Unlike in Thrasymachus' arguments, the unjust man is "if he is to be thoroughly unjust, must be able to avoid detection in his wrongdoing" so that "our perfectly unjust man may be perfect in his wickedness". The unjust man "always comes off best" especially as his sacrifices to the gods are "far better than those of the just man" so that the gods love him more than the unjust man
In contrast, the unjust man who is "to be and not to seem good" is "scourged, tortured and imprisoned" and learns that "one should want not to be, but to seem just".
Glaucon's case II
He states that people are just "not because they value justice for itself, but for the good reputation it brings", and that "wrong on the whole pays better than right".
Glaucon addresses Socrates' criticism of Thrasymarchus, that "if a man stands well with heaven there is a whole list of benefits for the pious" by mentioning how the anthropomorphic Greek Gods could be "turned from their course by sacrifice" as the "absolution of sins may be had by sacrifices and pleasant trivialities". This undermines Socrates brief defense of justice.
He also responds to the inevitable criticism that it would take time to run the facade of respectibility, and gain a reputation of justice whilst doing unjust acts by arguing that: "nothing worthwhile is easy". This has some truth, but it is still possible to respond saying that it is significantly harder for the unjust to hide their actions than for the just, with nothing to hide.
His refutations add a lot of weight to his claim that: "if I am just it will bring me no advantage...unless I also have a reputation for justice". However, his comparison between the just and unjust man has been criticsed as being excessive, or ridiculous. A man might not be "scouged, had his eyes put out..." unless in special circumstances. He would respond saying that if they had a reputation for injustice then actually they would experience these trials.
Finally Adeimantus (Gaucon and Plato's brother) adds another point to Glaucon's argument.

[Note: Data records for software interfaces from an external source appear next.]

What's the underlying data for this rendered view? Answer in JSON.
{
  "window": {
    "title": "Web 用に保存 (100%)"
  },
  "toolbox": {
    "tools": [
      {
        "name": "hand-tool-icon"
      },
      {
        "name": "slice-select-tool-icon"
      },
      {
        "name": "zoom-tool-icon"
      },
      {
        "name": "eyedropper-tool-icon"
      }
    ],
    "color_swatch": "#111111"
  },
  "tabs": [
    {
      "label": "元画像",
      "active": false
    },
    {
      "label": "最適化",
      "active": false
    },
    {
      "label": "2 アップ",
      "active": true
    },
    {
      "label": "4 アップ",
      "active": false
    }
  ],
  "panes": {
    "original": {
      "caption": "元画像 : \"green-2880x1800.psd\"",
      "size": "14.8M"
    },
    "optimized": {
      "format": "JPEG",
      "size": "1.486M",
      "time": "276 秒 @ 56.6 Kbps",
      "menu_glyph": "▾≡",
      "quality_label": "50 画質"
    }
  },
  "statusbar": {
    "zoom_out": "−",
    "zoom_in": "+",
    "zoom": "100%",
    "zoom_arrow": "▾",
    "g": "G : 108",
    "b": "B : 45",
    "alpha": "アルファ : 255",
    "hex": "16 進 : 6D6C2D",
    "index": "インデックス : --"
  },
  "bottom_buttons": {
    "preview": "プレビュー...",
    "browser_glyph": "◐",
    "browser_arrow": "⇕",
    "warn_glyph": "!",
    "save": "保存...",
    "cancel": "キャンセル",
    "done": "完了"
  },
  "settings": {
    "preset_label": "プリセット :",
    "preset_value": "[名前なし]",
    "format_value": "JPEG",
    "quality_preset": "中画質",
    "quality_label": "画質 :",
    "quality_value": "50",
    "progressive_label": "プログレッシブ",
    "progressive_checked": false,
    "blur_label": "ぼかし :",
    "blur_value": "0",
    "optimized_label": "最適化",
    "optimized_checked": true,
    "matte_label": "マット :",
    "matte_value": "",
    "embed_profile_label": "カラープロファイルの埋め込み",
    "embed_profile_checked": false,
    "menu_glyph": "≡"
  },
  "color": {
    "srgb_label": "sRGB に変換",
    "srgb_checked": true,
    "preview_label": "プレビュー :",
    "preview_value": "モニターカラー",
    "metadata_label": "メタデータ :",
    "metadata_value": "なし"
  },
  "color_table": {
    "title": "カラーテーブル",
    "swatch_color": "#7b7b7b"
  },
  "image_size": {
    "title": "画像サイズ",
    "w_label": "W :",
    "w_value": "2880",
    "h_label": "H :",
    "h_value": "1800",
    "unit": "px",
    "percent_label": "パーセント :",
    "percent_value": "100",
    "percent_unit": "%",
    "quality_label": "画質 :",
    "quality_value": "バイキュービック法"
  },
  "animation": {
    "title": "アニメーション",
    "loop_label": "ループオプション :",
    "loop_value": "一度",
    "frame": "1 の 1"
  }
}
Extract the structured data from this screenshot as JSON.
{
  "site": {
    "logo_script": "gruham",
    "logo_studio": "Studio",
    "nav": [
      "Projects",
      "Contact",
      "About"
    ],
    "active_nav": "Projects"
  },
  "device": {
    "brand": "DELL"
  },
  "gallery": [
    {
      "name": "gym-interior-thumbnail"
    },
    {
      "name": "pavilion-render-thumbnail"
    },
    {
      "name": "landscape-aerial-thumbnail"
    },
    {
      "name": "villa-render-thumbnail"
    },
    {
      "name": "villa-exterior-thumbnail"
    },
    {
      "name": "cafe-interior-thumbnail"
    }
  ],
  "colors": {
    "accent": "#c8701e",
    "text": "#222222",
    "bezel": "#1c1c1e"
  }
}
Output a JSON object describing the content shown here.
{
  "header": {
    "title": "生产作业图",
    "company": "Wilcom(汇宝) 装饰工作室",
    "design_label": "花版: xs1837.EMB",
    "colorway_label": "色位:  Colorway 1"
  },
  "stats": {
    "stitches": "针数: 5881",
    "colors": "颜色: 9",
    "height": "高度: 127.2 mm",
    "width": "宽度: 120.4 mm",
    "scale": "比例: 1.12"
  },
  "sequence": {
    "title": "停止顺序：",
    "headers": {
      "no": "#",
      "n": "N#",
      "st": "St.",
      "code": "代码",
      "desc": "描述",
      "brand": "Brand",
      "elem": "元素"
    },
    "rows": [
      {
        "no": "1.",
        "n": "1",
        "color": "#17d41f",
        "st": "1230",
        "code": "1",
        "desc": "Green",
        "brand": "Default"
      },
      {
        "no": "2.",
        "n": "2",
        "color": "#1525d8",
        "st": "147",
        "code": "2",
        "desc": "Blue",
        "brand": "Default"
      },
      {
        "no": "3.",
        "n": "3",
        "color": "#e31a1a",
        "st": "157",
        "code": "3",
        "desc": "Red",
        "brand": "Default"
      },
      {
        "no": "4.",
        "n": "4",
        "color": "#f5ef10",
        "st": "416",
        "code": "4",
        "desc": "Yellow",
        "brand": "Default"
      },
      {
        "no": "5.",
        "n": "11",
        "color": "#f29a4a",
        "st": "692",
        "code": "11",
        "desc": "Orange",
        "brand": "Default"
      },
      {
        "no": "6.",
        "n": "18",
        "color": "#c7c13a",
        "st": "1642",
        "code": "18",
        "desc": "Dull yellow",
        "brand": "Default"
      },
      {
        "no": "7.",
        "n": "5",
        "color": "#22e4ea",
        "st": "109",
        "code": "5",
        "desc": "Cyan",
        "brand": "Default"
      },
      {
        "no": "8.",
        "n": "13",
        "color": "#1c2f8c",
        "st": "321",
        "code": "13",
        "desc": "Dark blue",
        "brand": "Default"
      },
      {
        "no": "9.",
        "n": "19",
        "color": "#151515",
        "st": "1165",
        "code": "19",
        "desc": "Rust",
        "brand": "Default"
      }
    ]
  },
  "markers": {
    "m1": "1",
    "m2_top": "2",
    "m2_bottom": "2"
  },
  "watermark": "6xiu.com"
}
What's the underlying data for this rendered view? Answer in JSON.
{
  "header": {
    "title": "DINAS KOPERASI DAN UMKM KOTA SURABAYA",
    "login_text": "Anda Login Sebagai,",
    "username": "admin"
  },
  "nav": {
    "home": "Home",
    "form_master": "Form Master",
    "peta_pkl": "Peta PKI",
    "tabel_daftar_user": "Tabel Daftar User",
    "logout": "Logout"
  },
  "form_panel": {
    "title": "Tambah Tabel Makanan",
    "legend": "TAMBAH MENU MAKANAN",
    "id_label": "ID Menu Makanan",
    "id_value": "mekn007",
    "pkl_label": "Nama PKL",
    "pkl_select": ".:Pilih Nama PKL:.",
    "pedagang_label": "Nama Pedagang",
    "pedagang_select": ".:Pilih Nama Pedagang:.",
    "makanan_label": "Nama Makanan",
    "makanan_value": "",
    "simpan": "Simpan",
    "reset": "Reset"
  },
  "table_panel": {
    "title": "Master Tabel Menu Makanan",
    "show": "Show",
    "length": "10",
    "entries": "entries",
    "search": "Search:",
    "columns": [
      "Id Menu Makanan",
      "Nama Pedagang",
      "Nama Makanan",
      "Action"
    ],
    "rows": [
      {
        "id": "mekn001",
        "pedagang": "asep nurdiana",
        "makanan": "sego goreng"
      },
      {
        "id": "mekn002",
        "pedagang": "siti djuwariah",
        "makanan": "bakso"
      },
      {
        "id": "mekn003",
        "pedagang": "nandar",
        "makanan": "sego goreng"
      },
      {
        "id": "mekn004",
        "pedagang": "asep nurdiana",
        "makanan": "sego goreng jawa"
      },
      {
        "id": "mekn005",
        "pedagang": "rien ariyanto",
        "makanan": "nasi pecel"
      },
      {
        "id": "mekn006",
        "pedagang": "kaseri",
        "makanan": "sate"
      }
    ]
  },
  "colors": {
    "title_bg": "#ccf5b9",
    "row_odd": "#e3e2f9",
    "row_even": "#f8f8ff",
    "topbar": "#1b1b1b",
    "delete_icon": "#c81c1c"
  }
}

This focuses on Socrates' argument that acting justly is somehow good in itself.
He argues that if good was intrinsically beneficial then no man would do wrong becuase "he would be afraid that by doing wrong he was doing himself a grave and lasting injury". For example, very few people know that they will experience pain if they do an action and proceed to do this action.
Socrates' could respond saying that people don't always understand the benefits of doing good (such as a clear conscience) and do bad things because of a lack of knowledge.
Adeimantus would respond arguing that the benefits of a clear conscience are those that are taught to people by society, rather than an actual benefit.
Therefore, Adeimantus poses a significant challenge to Socrates, and demands that Socrates prove that "one (act) is good and the other evil because of its inherent effects on its possessor"